Following criticism, the Commission made some changes to the most controversial elements of the legislation. But a battle still lies ahead.
Anti-censorship activist and blogger Hossein Ronaghi Maleki has been on hunger strike since March 26, and his health is deteriorating rapidly.
Death toll rises yet again for secular Bangladeshis, China scrubs #PanamaPapers from the Web and Egypt exploits two-step verification to target activists' online accounts.
Russian photographer Egor Tsvetkov says his work exposes how “digital narcissism” often “provokes online stalking.” But is his latest project doing the same thing?
The 28-year-old law student was murdered by three assailants in Dhaka, Bangladesh, on April 7, 2016. The young man was most likely targeted for his critiques of religious conservatism.
Independent researchers in Egypt have identified what appears to be a new technical avenue for state surveillance: manipulation of the two-step verification process. Many activists, journalists and regular citizens throughout the world use two-step verification (see below) on social media and email services in order to bring a new layer...
The Kenya Film Classification Board has banned the video arguing that "it does not adhere to the morals of the country."
Riot police used brute force and pepper spray and strip-searched both male and female journalists, who hailed from several local media organizations.

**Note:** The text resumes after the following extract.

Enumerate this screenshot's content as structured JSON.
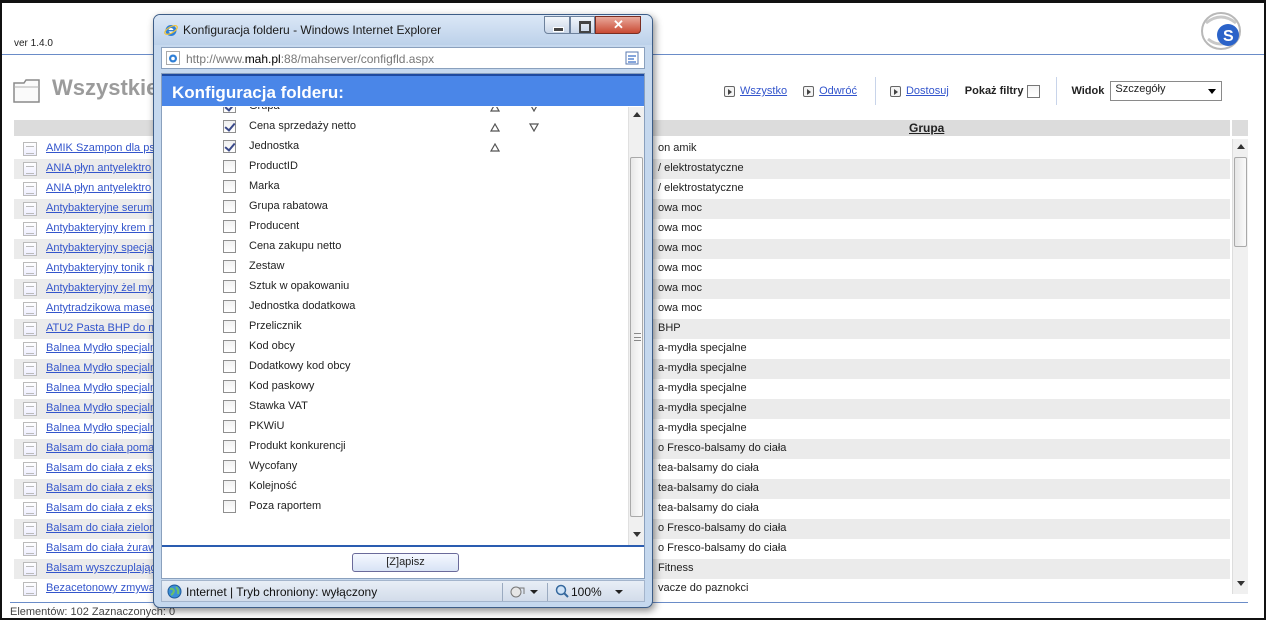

The leaked files reveal offshore companies linked to China's top leader, who has vowed to fight "armies of corruption". But most mainland Chinese haven't even heard about them.